Using motion sensors, brain signals and a heap of creativity, several new technologies promise to do away with cramped typing fingers, videogame-fried eyes and hoarse phone voices. This past summer in Tokyo, for instance, a paralyzed man with electrodes attached to his head took his Second Life avatar on a virtual walk just by envisioning his character strolling. Engineers at a biotech start-up in Illinois are now testing a neck device that allows mute people to speak by intercepting nerve signals en route to the vocal cords, and a team of grad students at the Massachusetts Institute of Technology has devised a Wii-mote-controlled PC game for the blind.
Scientists already have the know-how to make mind control a reality. The rest is engineering, says Rodney Brooks, a roboticist at MIT. “It’s only a matter of time before it will be normal for people to interface with the virtual world using direct connections to their brain,” he predicts. “We’ll be able to activate any of our machines just by thinking about it.” It’s a nifty idea for all of mankind, but even more so for those who struggle to talk, walk, and see.
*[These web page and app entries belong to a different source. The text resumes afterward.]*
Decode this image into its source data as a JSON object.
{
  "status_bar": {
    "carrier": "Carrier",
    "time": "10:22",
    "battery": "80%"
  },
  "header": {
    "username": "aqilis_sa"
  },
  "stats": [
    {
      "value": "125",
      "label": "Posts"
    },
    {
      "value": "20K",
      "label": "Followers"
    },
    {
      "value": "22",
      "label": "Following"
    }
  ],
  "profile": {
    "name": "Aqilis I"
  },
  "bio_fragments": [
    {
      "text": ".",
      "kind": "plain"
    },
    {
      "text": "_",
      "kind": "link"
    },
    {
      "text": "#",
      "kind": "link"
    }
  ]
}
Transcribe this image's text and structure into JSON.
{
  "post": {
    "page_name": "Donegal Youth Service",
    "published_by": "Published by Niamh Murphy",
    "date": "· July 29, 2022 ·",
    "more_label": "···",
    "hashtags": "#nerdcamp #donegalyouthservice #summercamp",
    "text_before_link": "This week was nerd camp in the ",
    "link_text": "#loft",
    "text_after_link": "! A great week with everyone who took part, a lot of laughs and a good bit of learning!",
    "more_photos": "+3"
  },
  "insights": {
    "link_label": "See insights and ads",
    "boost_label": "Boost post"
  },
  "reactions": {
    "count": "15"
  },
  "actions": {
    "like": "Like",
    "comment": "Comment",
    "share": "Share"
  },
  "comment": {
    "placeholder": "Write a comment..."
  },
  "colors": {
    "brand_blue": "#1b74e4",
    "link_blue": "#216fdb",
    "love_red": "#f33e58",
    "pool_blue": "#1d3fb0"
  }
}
Click here to see the top notable mind-control devices making headlines.
Five amazing, clean technologies that will set us free, in this month's energy-focused issue. Also: how to build a better bomb detector, the robotic toys that are raising your children, a human catapult, the world's smallest arcade, and much more.